Your assignment ▸ All of the listing, from first line to last, should be output exactly; the pictures stay out.

Extracted information ▸
══════
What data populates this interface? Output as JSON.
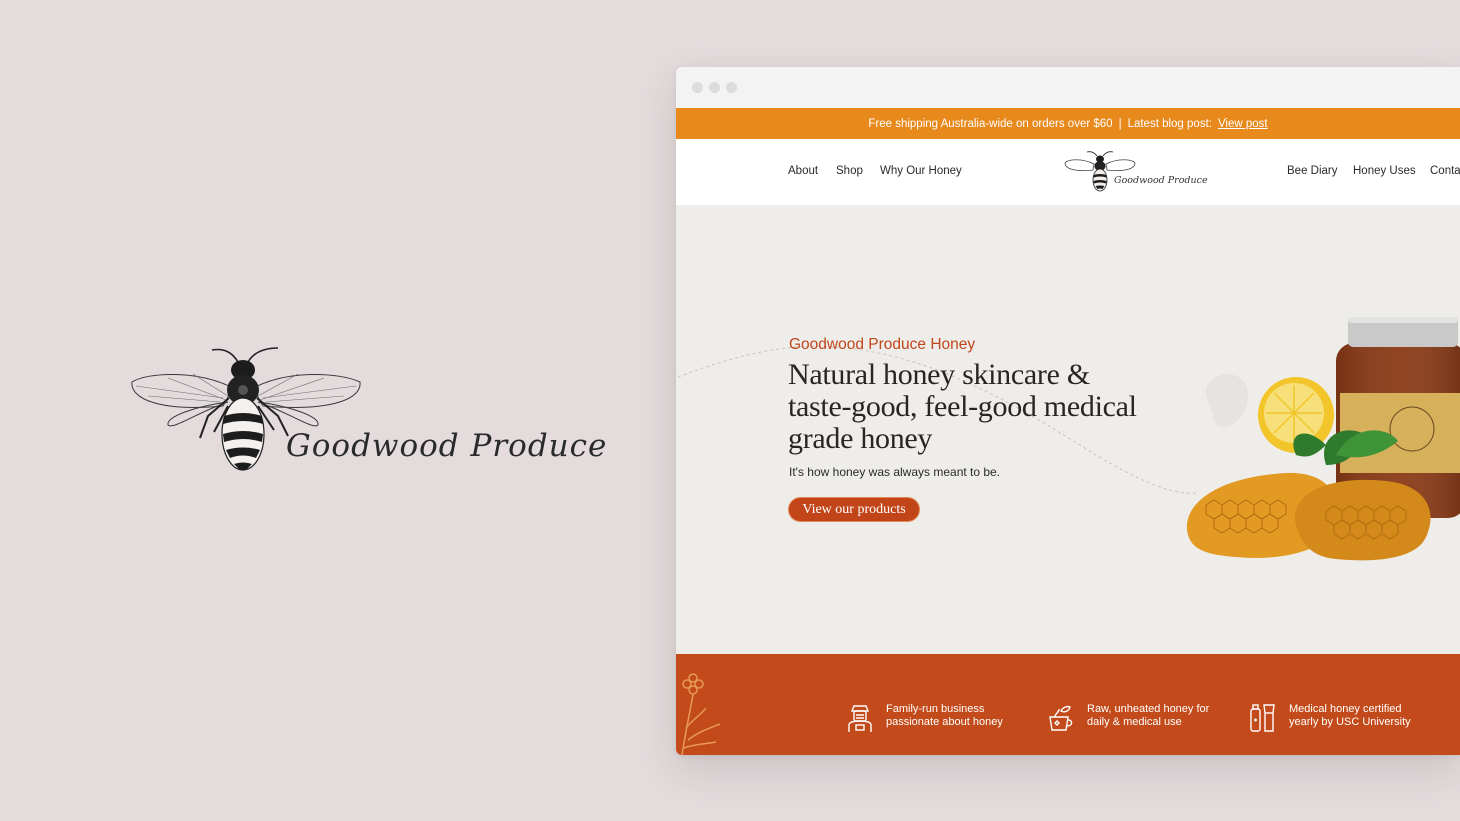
{
  "brand": {
    "name": "Goodwood Produce"
  },
  "browser": {
    "announcement": {
      "text": "Free shipping Australia-wide on orders over $60",
      "separator": "|",
      "blog_label": "Latest blog post:",
      "blog_link": "View post"
    },
    "nav": {
      "left": [
        "About",
        "Shop",
        "Why Our Honey"
      ],
      "right": [
        "Bee Diary",
        "Honey Uses",
        "Conta"
      ],
      "logo_text": "Goodwood Produce"
    },
    "hero": {
      "eyebrow": "Goodwood Produce Honey",
      "title": "Natural honey skincare & taste-good, feel-good medical grade honey",
      "subtitle": "It's how honey was always meant to be.",
      "cta": "View our products"
    },
    "features": [
      {
        "icon": "beekeeper-icon",
        "text": "Family-run business passionate about honey"
      },
      {
        "icon": "honey-cup-icon",
        "text": "Raw, unheated honey for daily & medical use"
      },
      {
        "icon": "medical-bottle-icon",
        "text": "Medical honey certified yearly by USC University"
      }
    ]
  },
  "colors": {
    "background": "#e3dbdc",
    "announce_bar": "#e8891c",
    "accent": "#c2451a",
    "feature_bar": "#c34a1a"
  }
}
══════
Response to the task ▸
What data populates this interface? Output as JSON.
{
  "brand": {
    "name": "Goodwood Produce"
  },
  "browser": {
    "announcement": {
      "text": "Free shipping Australia-wide on orders over $60",
      "separator": "|",
      "blog_label": "Latest blog post:",
      "blog_link": "View post"
    },
    "nav": {
      "left": [
        "About",
        "Shop",
        "Why Our Honey"
      ],
      "right": [
        "Bee Diary",
        "Honey Uses",
        "Conta"
      ],
      "logo_text": "Goodwood Produce"
    },
    "hero": {
      "eyebrow": "Goodwood Produce Honey",
      "title": "Natural honey skincare & taste-good, feel-good medical grade honey",
      "subtitle": "It's how honey was always meant to be.",
      "cta": "View our products"
    },
    "features": [
      {
        "icon": "beekeeper-icon",
        "text": "Family-run business passionate about honey"
      },
      {
        "icon": "honey-cup-icon",
        "text": "Raw, unheated honey for daily & medical use"
      },
      {
        "icon": "medical-bottle-icon",
        "text": "Medical honey certified yearly by USC University"
      }
    ]
  },
  "colors": {
    "background": "#e3dbdc",
    "announce_bar": "#e8891c",
    "accent": "#c2451a",
    "feature_bar": "#c34a1a"
  }
}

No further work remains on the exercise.